This past weekend was easily one of the most exciting weekends of the year for figure skating in the United States: the US National Championships, held this year in St. Paul, Minnesota. There was stunning athleticism and, as all good skating competitions have, a healthy dose of drama. I had an amazing time watching my favorite sport and some of the best moments of the weekend included:
You may be wondering why I would recap this event on a science-focused blog. Yes, I wanted an excuse to write about skating! But, I also wanted to share with you how the sport became increasingly mathematical and technical over the past ten years—something that those outside the skating world may not realize.
In 2004, the ISU Judging System (IJS) replaced the traditional 6.0 scoring system that casual skating fans may remember from the Michelle Kwan era and earlier. The transition to IJS happened in the middle of my competitive skating days and I remember attending tons of seminars to learn about the new system and how to compete within it. The skating community continues to debate and complain about IJS, but overall I enjoy the greater level of insight skaters (and the audience!) get into the outcome of a competition, particularly at the elite level.
Here is what a detailed scoring sheet looks like.
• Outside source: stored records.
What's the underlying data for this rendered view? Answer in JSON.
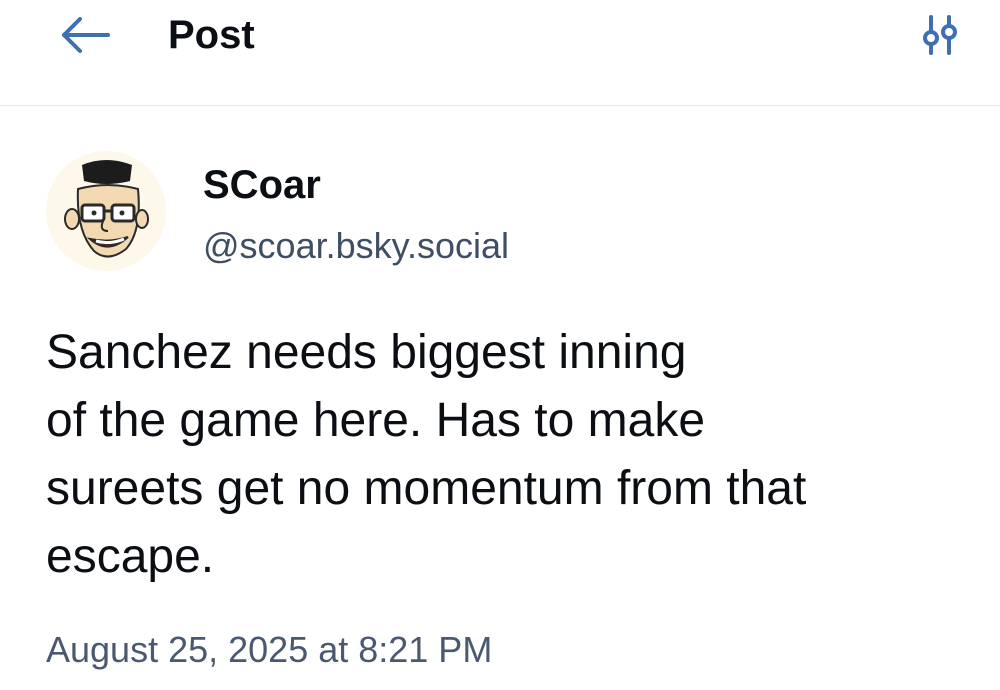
{
  "header": {
    "title": "Post",
    "back_icon": "arrow-left-icon",
    "filter_icon": "sliders-icon",
    "accent_color": "#3f6fb0"
  },
  "post": {
    "author": {
      "display_name": "SCoar",
      "handle": "@scoar.bsky.social",
      "avatar_icon": "cartoon-avatar"
    },
    "text": "Sanchez needs biggest inning\nof the game here. Has to make\nsureets get no momentum from that\nescape.",
    "timestamp": "August 25, 2025 at 8:21 PM"
  }
}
This one is actually Gracie’s scores from Saturday night’s long program event. (From US Figure Skating.)
Don’t worry, this is not IJS 101. But I think it is fascinating how much computation goes into scoring. No longer does a judge give only a technical score and an artistic score. When the international figure skating community developed IJS in the early 2000s, they developed a system that assigns specific values for the difficulty and execution for each element – essentially mapping the artistic sport of figure skating to a mathematical model.
Some differentials in element value are fairly obvious. A double rotation jump is worth more than a single jump. And a triple is worth more than a double. But how much more? And is a triple salchow harder than a triple toe loop? According to IJS, the salchow is more difficult—but I always thought the toe loop was more challenging. So who knows?
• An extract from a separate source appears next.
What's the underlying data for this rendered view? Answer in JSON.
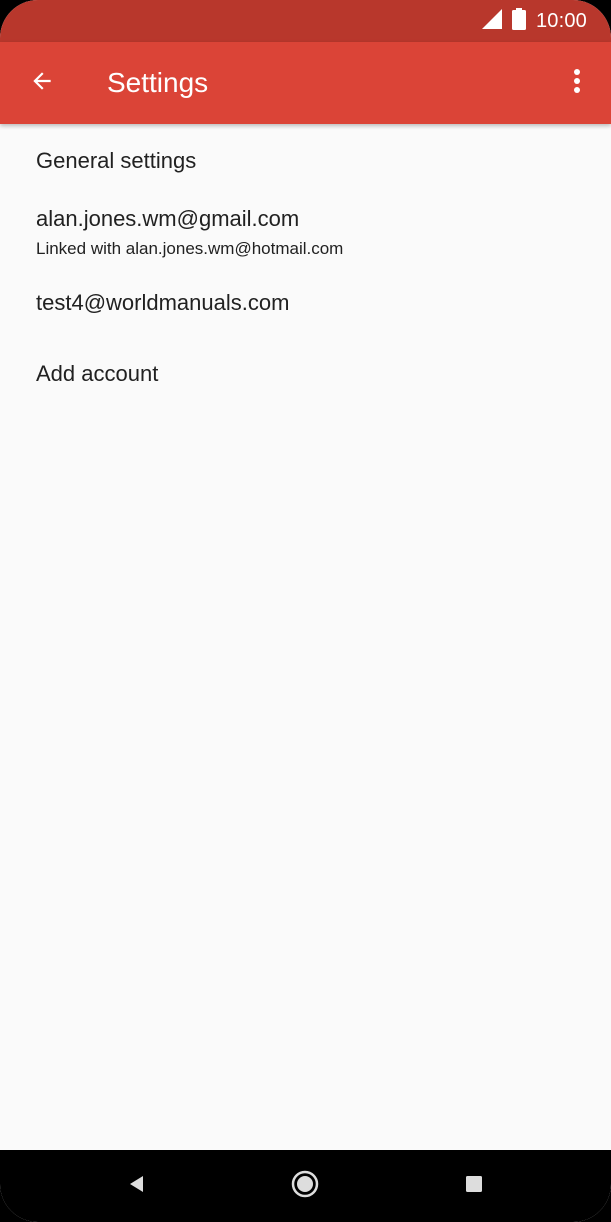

And then comes the question of jumps versus spins versus footwork and connecting moves. How is everything weighted relative to each other? What about new moves that skaters develop? These were all questions that had to be answered mathematically and incorporated into the system. It is fascinating to imagine the committee tasked with creating this system. The job of constructing a fair scoring arrangement around an inherently subjective sport that is over a century old is a puzzling and thought-provoking assignment.
Once the IJS was established and the rules set, skaters, coaches, and choreographers had to figure out how to gather the most points—essentially an optimization problem—involving the constraints of the system (the model) and the skater’s skill (probability). They must account for the base value of a maneuver (based on number of rotations in a jump or level in a spin or footwork sequence), the grade of execution (which adds or subtracts from the base value), any bonus for being in the second half of the program (jumps only), and overall deductions, such as falls on a component. This is done for every element, adding up to an astounding number of variables.
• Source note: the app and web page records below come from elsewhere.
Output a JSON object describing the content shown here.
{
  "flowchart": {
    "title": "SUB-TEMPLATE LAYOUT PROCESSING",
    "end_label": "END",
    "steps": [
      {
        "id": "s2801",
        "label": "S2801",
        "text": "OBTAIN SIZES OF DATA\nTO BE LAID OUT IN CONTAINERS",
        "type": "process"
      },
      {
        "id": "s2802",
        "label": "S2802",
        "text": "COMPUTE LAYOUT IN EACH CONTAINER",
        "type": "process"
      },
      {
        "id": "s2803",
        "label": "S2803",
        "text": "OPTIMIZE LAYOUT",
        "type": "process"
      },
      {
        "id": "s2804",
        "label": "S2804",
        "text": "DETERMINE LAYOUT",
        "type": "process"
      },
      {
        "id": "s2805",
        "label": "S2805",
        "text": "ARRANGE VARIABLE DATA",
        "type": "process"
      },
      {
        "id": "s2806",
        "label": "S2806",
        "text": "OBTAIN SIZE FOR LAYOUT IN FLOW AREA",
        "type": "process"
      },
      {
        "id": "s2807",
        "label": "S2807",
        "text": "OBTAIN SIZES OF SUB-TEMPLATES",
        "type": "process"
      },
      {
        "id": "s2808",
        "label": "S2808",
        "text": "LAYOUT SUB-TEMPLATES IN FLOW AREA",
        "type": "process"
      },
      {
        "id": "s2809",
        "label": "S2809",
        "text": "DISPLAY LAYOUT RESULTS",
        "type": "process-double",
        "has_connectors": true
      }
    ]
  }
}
So, how do skaters and coaches optimize within this system? Many skaters begin by composing a program that is the most challenging they can realistically achieve. But, is it better to go for a jump you land 95% of the time with lower value or a high-value jump you have a 60% probability of landing? And how many of the risks do you take in a single program?
Perhaps coaches can begin quantifying this with their skaters by keeping metrics on element completion probability--Sabermetrics for figure skating? The overlying question is: what is the expected value for each maneuver a skater performs? Being a nervous nelly at competitions, I always preferred to have a large proportion of my program composed of elements I was confident I could land (85% probability and up) with one or two I was less sure about (60% probability or less). Mentally, I could handle one element that required laser-focus (and possibly a wipe out!), while still maintaining expression and speed through the rest of the program.
Even with access to a larger pool of data, there are intangible elements of skating that come into play: competitive grit, mental toughness, and ability to make changes on the fly in a program. And, for better or worse, these pieces of skating cannot be easily quantified.
If you are interested in learning more, check out the Wiki page for the ISU Judging System and lose yourself for hours in the math and drama that is figure skating!